§ **DATA FOR THIS EXERCISE**:
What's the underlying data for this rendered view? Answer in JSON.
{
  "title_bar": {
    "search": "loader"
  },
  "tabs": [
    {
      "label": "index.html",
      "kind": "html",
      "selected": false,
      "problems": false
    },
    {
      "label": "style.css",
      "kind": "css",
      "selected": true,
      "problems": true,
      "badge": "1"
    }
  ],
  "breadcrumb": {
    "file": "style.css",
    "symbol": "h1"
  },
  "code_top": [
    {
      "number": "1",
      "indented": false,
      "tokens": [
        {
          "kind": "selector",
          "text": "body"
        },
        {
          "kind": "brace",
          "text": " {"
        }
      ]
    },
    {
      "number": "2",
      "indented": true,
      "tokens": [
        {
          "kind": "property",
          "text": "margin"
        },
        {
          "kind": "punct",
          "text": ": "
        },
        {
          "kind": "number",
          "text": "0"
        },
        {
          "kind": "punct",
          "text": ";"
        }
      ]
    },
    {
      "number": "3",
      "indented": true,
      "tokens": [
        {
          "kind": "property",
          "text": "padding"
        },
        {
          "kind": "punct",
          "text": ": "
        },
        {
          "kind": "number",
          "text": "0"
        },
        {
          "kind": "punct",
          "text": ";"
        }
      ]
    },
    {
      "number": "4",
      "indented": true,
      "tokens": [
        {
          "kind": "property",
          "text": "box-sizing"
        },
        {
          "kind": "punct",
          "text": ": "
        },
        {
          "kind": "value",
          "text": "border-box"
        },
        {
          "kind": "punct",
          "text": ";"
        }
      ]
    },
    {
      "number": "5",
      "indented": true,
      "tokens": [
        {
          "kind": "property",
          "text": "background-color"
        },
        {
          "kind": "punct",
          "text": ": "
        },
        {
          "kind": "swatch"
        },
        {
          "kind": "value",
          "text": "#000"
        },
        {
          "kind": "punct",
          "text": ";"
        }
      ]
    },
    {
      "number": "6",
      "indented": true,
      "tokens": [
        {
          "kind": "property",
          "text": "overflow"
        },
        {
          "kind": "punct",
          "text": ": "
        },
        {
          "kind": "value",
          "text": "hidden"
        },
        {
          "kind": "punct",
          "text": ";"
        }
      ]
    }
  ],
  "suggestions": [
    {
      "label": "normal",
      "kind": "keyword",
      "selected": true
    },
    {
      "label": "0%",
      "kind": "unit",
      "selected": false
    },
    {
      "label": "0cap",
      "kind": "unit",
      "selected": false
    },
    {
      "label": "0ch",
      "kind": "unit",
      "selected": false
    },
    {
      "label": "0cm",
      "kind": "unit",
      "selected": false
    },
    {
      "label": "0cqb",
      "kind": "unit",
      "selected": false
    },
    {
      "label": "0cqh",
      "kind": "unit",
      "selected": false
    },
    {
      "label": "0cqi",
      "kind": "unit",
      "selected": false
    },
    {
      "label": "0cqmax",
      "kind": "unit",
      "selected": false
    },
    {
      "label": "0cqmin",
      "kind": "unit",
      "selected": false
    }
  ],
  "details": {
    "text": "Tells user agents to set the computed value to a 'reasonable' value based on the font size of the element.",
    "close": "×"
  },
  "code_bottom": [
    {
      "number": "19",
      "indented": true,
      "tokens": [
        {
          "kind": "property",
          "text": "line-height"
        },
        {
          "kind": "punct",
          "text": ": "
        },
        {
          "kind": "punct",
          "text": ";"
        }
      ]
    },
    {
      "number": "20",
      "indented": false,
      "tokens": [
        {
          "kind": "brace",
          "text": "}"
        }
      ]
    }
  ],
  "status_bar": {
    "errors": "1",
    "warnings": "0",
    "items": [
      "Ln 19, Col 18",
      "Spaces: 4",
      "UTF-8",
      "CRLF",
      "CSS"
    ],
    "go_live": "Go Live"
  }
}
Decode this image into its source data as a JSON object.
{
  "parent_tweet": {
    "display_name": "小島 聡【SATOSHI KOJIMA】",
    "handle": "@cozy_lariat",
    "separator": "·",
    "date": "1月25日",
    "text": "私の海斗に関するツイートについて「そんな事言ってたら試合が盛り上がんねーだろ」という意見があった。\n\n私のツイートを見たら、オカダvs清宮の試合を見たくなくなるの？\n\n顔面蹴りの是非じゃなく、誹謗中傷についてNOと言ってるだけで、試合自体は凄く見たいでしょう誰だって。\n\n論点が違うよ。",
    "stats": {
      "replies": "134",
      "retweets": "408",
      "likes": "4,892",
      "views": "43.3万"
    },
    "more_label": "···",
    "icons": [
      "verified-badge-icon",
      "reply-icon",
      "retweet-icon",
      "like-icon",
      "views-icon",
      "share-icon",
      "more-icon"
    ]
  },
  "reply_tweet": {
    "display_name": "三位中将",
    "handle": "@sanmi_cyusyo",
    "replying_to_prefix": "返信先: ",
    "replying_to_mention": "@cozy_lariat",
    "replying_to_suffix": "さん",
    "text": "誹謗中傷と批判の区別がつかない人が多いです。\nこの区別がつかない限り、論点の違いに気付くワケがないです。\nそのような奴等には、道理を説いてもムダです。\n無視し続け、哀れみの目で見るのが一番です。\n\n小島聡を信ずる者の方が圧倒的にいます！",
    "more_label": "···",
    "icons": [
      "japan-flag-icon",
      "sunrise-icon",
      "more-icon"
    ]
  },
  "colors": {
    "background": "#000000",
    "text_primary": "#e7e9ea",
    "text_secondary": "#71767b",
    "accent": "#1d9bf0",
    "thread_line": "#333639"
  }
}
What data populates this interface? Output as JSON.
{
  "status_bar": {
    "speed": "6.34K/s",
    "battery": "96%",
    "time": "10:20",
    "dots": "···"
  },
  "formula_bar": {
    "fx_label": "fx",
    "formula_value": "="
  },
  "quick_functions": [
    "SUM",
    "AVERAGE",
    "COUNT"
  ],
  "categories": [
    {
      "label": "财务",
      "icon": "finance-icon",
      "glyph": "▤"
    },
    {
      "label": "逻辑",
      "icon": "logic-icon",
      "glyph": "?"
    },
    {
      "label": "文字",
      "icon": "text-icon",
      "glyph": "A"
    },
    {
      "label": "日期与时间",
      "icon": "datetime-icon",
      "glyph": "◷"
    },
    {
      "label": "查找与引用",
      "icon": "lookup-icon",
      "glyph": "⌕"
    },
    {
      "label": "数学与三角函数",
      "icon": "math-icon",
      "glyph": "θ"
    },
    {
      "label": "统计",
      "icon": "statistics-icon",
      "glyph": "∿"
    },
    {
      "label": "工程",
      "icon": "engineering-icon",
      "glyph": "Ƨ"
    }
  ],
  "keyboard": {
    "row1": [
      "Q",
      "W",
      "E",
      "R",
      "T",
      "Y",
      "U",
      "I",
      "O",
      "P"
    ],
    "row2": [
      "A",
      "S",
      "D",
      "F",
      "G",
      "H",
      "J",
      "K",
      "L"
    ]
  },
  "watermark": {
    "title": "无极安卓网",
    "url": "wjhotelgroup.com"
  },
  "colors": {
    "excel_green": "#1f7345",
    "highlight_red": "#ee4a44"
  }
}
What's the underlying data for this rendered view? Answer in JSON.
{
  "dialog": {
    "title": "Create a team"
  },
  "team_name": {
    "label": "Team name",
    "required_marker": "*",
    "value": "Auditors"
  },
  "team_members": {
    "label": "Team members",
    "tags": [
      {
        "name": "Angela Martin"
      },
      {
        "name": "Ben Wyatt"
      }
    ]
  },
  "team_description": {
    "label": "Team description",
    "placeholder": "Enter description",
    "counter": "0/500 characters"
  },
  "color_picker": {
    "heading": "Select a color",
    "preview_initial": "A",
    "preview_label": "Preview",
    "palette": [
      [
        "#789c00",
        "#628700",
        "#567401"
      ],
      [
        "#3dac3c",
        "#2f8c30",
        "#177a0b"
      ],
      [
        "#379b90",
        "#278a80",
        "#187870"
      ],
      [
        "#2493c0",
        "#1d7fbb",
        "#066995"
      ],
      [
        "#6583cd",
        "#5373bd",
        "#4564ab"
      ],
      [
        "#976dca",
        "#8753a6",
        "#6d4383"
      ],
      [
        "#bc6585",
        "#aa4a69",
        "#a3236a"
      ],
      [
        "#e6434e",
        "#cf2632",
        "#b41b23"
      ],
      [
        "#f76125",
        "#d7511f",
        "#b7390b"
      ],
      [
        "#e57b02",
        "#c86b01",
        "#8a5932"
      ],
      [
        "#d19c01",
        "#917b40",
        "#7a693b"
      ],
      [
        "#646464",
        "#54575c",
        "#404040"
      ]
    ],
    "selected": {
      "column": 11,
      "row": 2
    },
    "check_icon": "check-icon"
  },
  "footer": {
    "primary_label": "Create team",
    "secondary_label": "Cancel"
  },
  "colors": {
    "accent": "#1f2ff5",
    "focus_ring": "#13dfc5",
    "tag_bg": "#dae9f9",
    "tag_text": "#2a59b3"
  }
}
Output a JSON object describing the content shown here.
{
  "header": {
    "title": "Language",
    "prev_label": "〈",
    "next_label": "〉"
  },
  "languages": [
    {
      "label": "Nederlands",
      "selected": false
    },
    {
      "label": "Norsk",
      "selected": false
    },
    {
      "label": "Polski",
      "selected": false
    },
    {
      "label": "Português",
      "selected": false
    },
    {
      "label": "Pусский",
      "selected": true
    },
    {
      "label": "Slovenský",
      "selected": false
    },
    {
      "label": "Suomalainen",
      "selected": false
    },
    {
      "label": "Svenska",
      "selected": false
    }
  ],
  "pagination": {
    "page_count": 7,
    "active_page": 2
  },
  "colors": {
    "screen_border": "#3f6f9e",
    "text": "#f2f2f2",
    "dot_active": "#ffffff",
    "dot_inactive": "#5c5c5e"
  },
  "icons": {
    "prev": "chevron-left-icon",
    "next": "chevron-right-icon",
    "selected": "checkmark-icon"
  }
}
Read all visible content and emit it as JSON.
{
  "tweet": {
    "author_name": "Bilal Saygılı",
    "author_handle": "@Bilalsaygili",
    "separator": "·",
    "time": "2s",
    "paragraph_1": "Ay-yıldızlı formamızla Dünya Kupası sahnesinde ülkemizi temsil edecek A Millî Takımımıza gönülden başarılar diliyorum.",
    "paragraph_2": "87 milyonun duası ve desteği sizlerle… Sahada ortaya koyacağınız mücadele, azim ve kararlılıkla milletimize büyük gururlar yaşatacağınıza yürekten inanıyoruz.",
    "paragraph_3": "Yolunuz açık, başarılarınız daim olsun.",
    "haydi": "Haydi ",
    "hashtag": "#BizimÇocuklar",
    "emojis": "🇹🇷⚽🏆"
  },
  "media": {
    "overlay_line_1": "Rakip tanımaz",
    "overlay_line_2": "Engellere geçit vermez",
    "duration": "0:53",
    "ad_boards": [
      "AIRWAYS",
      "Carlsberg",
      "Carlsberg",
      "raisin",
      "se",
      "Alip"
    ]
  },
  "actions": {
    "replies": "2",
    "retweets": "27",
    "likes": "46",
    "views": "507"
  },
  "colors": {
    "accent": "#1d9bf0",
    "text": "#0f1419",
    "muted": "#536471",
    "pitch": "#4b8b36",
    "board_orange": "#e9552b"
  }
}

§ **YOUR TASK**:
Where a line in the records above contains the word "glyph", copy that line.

§ **PROBLEM SOLUTION**:
      "glyph": "▤"
      "glyph": "?"
      "glyph": "A"
      "glyph": "◷"
      "glyph": "⌕"
      "glyph": "θ"
      "glyph": "∿"
      "glyph": "Ƨ"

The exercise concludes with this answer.